Version 3 2021-09-29, 16:17
Version 2 2019-11-22, 16:37
Version 1 2019-10-08, 15:18
posted on 2019-11-22, 16:37 authored by M. T. Pratola, H. A. Chipman, E. I. George, R. E. McCulloch

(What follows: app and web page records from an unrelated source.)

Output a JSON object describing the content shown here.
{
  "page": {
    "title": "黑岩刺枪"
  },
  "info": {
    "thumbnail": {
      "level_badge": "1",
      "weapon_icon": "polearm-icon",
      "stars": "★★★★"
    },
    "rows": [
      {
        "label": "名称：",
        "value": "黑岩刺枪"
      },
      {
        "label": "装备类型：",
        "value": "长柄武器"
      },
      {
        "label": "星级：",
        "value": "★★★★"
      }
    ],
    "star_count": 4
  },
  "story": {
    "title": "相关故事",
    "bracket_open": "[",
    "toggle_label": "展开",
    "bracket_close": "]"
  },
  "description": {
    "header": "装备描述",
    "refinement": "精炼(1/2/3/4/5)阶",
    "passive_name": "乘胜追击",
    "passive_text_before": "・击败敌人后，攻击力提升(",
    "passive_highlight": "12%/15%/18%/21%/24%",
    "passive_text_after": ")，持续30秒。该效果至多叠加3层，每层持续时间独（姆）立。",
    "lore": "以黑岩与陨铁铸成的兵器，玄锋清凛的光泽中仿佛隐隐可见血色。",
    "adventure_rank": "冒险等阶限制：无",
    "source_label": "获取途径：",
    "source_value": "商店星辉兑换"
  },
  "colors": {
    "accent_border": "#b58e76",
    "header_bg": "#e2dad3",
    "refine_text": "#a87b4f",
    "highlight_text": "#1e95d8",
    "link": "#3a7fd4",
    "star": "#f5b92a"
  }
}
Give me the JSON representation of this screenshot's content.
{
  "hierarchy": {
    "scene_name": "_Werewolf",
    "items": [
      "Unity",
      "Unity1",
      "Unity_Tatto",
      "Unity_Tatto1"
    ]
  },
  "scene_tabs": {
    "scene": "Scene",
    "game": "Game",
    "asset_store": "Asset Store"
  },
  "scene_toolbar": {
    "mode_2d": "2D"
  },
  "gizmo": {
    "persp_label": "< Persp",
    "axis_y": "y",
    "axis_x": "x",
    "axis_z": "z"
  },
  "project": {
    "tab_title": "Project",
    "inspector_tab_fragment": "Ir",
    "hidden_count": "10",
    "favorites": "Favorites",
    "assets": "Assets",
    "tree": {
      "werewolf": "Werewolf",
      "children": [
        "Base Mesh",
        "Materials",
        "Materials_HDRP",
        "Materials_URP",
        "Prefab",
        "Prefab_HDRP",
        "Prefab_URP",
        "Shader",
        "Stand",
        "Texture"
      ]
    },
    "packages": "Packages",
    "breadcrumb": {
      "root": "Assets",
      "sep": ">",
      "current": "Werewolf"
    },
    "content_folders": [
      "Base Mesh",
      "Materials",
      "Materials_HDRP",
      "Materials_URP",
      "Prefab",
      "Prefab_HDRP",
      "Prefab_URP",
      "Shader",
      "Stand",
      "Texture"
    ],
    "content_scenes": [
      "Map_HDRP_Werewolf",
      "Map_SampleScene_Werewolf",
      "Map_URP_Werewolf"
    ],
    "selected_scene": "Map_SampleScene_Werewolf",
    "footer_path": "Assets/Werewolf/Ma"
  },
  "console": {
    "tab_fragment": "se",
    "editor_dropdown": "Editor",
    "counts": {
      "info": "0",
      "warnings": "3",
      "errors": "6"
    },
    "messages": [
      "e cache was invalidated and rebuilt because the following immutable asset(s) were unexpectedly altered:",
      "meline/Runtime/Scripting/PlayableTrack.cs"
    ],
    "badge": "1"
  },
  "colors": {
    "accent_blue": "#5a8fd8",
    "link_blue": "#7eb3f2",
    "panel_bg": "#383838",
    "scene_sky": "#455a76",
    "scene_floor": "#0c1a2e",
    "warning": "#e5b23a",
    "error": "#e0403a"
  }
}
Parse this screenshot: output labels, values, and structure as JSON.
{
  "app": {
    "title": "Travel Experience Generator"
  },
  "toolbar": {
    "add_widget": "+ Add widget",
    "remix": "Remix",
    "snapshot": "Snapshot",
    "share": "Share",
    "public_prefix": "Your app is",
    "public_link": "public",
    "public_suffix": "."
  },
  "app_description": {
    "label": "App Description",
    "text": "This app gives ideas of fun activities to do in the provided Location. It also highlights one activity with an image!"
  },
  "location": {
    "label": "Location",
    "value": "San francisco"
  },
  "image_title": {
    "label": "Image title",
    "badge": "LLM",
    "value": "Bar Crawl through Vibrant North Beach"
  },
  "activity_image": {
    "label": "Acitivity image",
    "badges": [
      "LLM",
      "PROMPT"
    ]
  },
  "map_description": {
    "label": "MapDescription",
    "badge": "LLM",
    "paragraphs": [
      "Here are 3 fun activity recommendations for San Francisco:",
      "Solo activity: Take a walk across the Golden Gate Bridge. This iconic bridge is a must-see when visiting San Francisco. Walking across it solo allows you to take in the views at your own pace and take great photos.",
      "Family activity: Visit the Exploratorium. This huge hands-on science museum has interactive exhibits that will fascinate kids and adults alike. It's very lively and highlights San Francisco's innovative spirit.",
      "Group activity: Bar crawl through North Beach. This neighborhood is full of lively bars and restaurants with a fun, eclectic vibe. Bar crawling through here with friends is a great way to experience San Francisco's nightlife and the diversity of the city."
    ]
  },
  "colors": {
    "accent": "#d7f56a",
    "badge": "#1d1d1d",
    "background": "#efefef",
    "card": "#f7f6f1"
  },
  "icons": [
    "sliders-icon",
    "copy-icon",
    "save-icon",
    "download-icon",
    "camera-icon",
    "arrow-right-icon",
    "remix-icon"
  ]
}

Bayesian additive regression trees (BART) has become increasingly popular as a flexible and scalable nonparametric regression approach for modern applied statistics problems. For the practitioner dealing with large and complex nonlinear response surfaces, its advantages include a matrix-free formulation and the lack of a requirement to prespecify a confining regression basis. Although flexible in fitting the mean, BART has been limited by its reliance on a constant variance error model. Alleviating this limitation, we propose HBART, a nonparametric heteroscedastic elaboration of BART. In BART, the mean function is modeled with a sum of trees, each of which determines an additive contribution to the mean. In HBART, the variance function is further modeled with a product of trees, each of which determines a multiplicative contribution to the variance. Like the mean model, this flexible, multidimensional variance model is entirely nonparametric with no need for the prespecification of a confining basis. Moreover, with this enhancement, HBART can provide insights into the potential relationships of the predictors with both the mean and the variance. Practical implementations of HBART with revealing new diagnostic plots are demonstrated with simulated and real data on used car prices and song year of release. Supplementary materials for this article are available online.


This research was partially supported by the U.S. National Science Foundation grants DMS-1106862, 1106974, and 1107046, the STATMOS research network on Statistical Methods in Oceanic and Atmospheric Sciences. H. A. Chipman acknowledges support from the Natural Sciences and Engineering Research Council of Canada. E. I. George acknowledges support from NSF grant DMS-1406563 and from a Simons Fellowship from the Isaac Newton Institute at the University of Cambridge.